September 23, 2015 at 11:34 am

US Secretary of State John Kerry yesterday dismissed claims that Russia is arming itself to fight in Syria, saying that “the Russian weapons in Latakia airport on the Syrian coast are consistent with protecting their own forces.” Kerry also reiterated his call on Moscow to participate in efforts to end the Syrian crisis.

Following a joint press conference with his Indian counterpart Sushma Swaraj, Kerry told the press that “Russian planes sent to an air base in Syria are there for basic force protection, intended to protect Russian soldiers and assets already on the ground.”

“For the moment, it is the judgement of our military and experts that the level and type represents basically force protection,” he added, although he did caveat this by saying that depending on Russia’s long-term decisions, the presence of Russian aircraft in Syria could raise some questions about Moscow’s intentions.

Kerry called on Russia to assist in ongoing diplomatic efforts to end the Syrian crisis, saying that “if Russia is there to shore up [Bashar Al-]Assad and to certainly provide Assad with the continued sense he doesn’t have to negotiate, then I think it’s a problem for Syria, and it’s a problem for everybody who wants to bring an end to this conflict, which has gone on for too long.”

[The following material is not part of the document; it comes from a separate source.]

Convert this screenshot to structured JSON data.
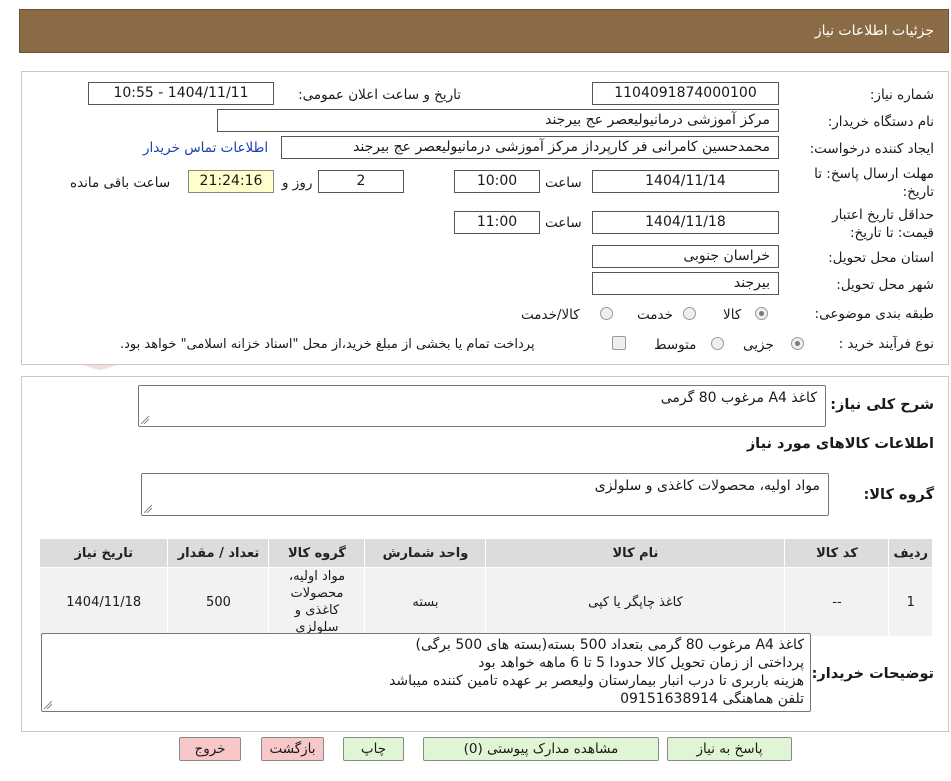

On his part, State Department Deputy Spokesman Mark Toner said that “the nature and calibre of the equipment and weapons, including the aircraft we see at the air base Kerry talked about, is to protect their forces at the air base,” noting that “what is inside the air base and how it is working remains unknown.”

American media outlets have circulated a satellite picture that is believed to be of Russian aircraft inside Latakia airport on the cost of the Mediterranean Sea. Media reports have quoted senior American officials saying that Russia sent fighter jets and tanks, as well as a number of troops to Syria.

Pentagon Press Secretary Peter Cook said that Defence Secretary Ashton Carter will continue his talks on Syria with his Russian counterpart, Sergey Shoygu, if Moscow’s measures aim to combat Daesh and promote a diplomatic solution to the crisis in the country. Cook also stressed that any measures that do not serve either of these two purposes will not be addressed.

Carter discussed the Syrian crisis during a phone call with his Russian counterpart on Friday for the first time in over a year, and they agreed to hold more discussions to find mechanisms to “avoid clashes” in Syria and to combat Daesh.